One number is the whole answer: the tally of lines in the records below that contain "title".

# # # # # # #

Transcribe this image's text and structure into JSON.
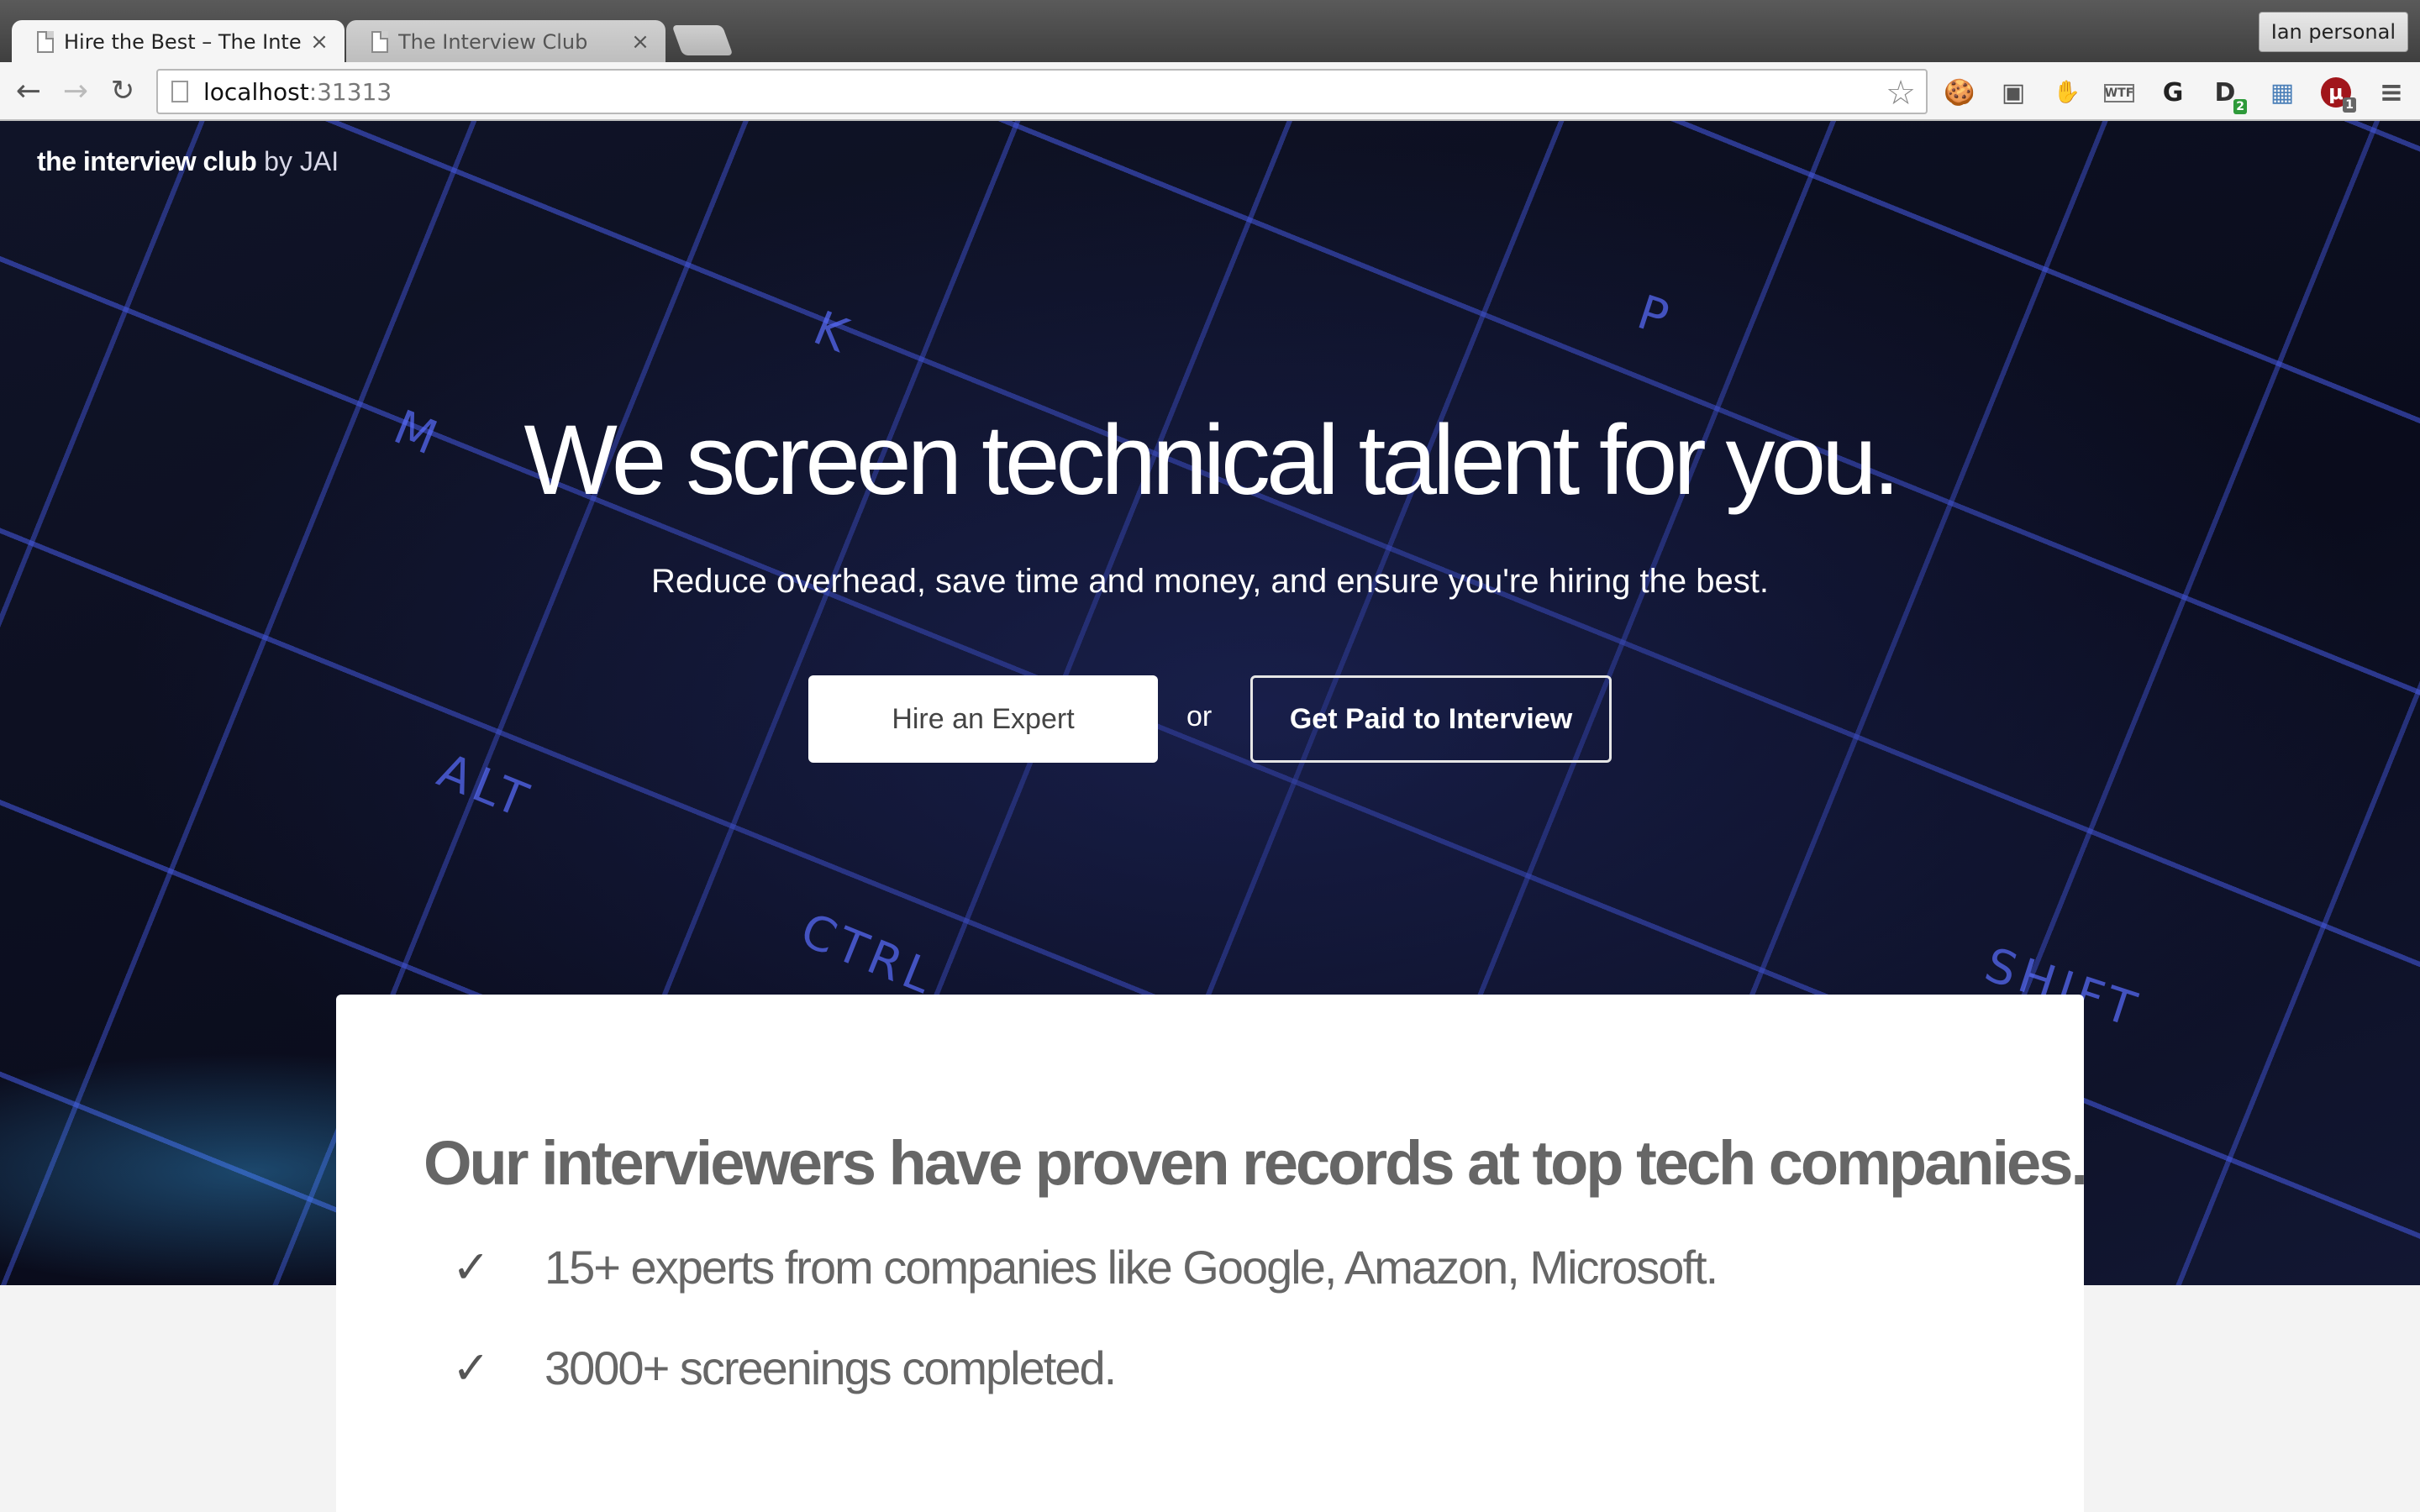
{
  "browser": {
    "tabs": [
      {
        "title": "Hire the Best – The Intervie",
        "active": true
      },
      {
        "title": "The Interview Club",
        "active": false
      }
    ],
    "profile_label": "Ian personal",
    "url_host": "localhost",
    "url_port": ":31313",
    "extensions": [
      {
        "icon": "cookie-icon",
        "glyph": "🍪"
      },
      {
        "icon": "window-icon",
        "glyph": "▣"
      },
      {
        "icon": "evernote-icon",
        "glyph": "✋"
      },
      {
        "icon": "wtf-icon",
        "glyph": "WTF"
      },
      {
        "icon": "google-icon",
        "glyph": "G"
      },
      {
        "icon": "d-extension-icon",
        "glyph": "D",
        "badge": "2",
        "badge_color": "#2e9a3a"
      },
      {
        "icon": "image-icon",
        "glyph": "▦"
      },
      {
        "icon": "ublock-icon",
        "glyph": "μ",
        "badge": "1",
        "badge_color": "#666666"
      }
    ]
  },
  "page": {
    "brand_main": "the interview club",
    "brand_by": " by JAI",
    "headline": "We screen technical talent for you.",
    "subhead": "Reduce overhead, save time and money, and ensure you're hiring the best.",
    "hire_button": "Hire an Expert",
    "or_text": "or",
    "paid_button": "Get Paid to Interview",
    "key_labels": [
      "ALT",
      "CTRL",
      "SHIFT",
      "M",
      "K",
      "P"
    ],
    "card": {
      "title": "Our interviewers have proven records at top tech companies.",
      "features": [
        "15+ experts from companies like Google, Amazon, Microsoft.",
        "3000+ screenings completed."
      ],
      "check_glyph": "✓"
    }
  },
  "colors": {
    "hero_bg": "#0d1020",
    "key_glow": "#4a5cff",
    "card_text": "#666666"
  }
}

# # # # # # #

▶ **Output for this task**
3